Tys Sniffen wrote:I collect rainwater off my house and car port for both garden irrigation and house plumbing, so I have some experience with this, but in a very different part of the country with different rules, climate, neighbors, and elevation.
I'm not coming at you with a complete suggested plan, but some gravel-kicking thoughts.
- when you say 'catch basin at the eastern (lowest, right?) side of your property, what do you mean by that? A pond? because that's a good idea if you can do it, but looks like you've got neighbors, which means zoning and planning and environmental impact, etc.
- if you had a pond - a good sized one - that would stay around all year, and it sounds like you are ready to buy a pump, you could just pump up water to a small (50 gal?) holding tank and then let that feed whatever watering you want.
- why bother watering grass? that is, why spend energy and water on grass? just asking.
- if you already own this 1500g tank, which sounds like it might be one of those green HDPE sorts... the ones I have say specifically: DO NOT BURY. so check out if you can do that.
- a batch of your situation sounds like trying to keep water away from the house. putting it in a tank won't really do much to keep your basement dry.
Tys Sniffen wrote:my swipe about grass was really one of those 'permaculture smug bastards' sorts of thing about the grass itself - as in, don't grow a crop just for walking on and looking at, but rather either let it go wild or actually farm it. I realize not everyone can or wants to go 'full rebel' in landscaping. I totally am on board with figuring out how to save water and not buy it.
Actually, one thing about 'not grass' would be that a natural landscape would probably be a better buffer for storm water and in addition, not need watering in the dry times. So, rethinking your project and doing more swales and trenches and landscaping might be the lowest-impact, best long term solution. still, that's just more smug permie talk.
about burying the tank: I think you're right, it's because it could collapse if it was empty on the inside. and yes, basically building a basement around the tank (with cinder blocks, or treated wood, or poured concrete or something) would work. but that's a lot of work just to not look at a tank. you might just look around for a different sort of tank that CAN be buried. a new septic tank (that is, never used, so it's clean) with a few plumbing alterations could be tossed in a dirt hole.
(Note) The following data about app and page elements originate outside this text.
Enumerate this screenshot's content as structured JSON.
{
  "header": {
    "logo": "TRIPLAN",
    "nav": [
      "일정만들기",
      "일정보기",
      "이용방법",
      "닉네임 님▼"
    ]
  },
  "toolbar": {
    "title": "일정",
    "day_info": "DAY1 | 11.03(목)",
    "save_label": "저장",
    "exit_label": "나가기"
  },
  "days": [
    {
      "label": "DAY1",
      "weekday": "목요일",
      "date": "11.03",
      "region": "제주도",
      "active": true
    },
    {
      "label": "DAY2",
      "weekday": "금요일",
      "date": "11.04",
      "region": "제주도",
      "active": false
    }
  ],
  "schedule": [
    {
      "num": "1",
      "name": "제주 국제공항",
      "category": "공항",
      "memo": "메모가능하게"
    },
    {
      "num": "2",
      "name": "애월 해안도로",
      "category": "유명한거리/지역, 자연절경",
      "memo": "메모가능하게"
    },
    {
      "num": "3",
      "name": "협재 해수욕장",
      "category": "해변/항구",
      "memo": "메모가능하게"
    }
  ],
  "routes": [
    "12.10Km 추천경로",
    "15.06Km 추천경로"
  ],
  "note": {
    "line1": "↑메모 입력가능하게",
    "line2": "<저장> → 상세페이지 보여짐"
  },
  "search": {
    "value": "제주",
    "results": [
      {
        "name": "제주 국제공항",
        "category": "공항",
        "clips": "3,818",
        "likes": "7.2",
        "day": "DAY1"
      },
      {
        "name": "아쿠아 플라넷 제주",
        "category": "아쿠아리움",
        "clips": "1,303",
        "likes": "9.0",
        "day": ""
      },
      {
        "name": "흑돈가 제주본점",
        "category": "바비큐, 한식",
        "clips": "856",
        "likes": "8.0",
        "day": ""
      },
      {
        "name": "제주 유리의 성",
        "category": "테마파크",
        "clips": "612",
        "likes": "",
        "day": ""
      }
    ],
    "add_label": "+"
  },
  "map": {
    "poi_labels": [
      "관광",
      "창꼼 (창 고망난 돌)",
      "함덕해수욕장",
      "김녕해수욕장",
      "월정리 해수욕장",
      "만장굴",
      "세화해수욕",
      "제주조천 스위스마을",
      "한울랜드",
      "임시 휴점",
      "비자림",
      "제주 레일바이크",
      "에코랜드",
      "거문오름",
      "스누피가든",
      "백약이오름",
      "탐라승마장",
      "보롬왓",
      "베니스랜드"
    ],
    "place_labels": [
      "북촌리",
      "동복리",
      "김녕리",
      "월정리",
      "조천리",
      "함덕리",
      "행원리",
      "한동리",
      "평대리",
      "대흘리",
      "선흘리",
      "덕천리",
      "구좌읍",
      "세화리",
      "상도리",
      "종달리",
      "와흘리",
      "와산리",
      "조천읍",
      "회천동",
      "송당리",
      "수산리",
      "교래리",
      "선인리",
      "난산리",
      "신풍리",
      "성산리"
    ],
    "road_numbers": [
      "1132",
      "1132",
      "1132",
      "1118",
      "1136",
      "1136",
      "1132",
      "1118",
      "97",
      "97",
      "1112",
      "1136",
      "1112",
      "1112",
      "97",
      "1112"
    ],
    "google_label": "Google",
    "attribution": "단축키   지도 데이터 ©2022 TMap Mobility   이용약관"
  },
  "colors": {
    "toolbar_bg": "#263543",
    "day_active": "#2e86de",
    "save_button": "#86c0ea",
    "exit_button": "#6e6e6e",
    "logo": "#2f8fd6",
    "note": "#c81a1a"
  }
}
now, about saving water:
So, if I'm understanding, you're planning on having all the water from the house roof AND the french drains go to a 50 gallon barrel downhill, and then have a pump in that barrel that moves 1500 of it uphill to a tank? Even if it's just one of those sources of water, you'd better do the math on how much water will be hitting that garbage can at one time.
example: my house roof has about 2000sf of surface. that means every inch of rain, I get 1200 GALLONS through the downspouts. Like you're experiencing (and we all will, as climate change keeps messing us up) I get 7 and 8 inches of rain in 24 hours.
That means, conservatively, I get .33" an hour of rain, or 400 gallons an hour down the spout. if your house is anything like the size of my small house, your pump is going to have to work REALLY FAST and REALLY hard to keep that garbage can from overflowing. AND, if you have that strong of a pump, and you have that much power during these big storms, in a little over 3 hours, your HDPE tank is going to be full. then you'll have to turn that pump off.
Which to me sounds like you're going to have something of a pond down at this point on your property anyway.
Maybe I'm looking at your situation with jealousy, as I've been dreaming of ponds up on my place, but my slope and access doesn't allow me the space or tractor access for a real pond.... but I'm still thinking this is my best advice. Digging a big hole in a low spot and then managing it for good ecology (meaning - getting fish and things in there to keep the skeeters down) and being able to drop a pump line into it for filling up a 1500 tank multiple times throughout the summer seems like a wonderful bonus, rather than a complicated piping-and-pump-back artificial system.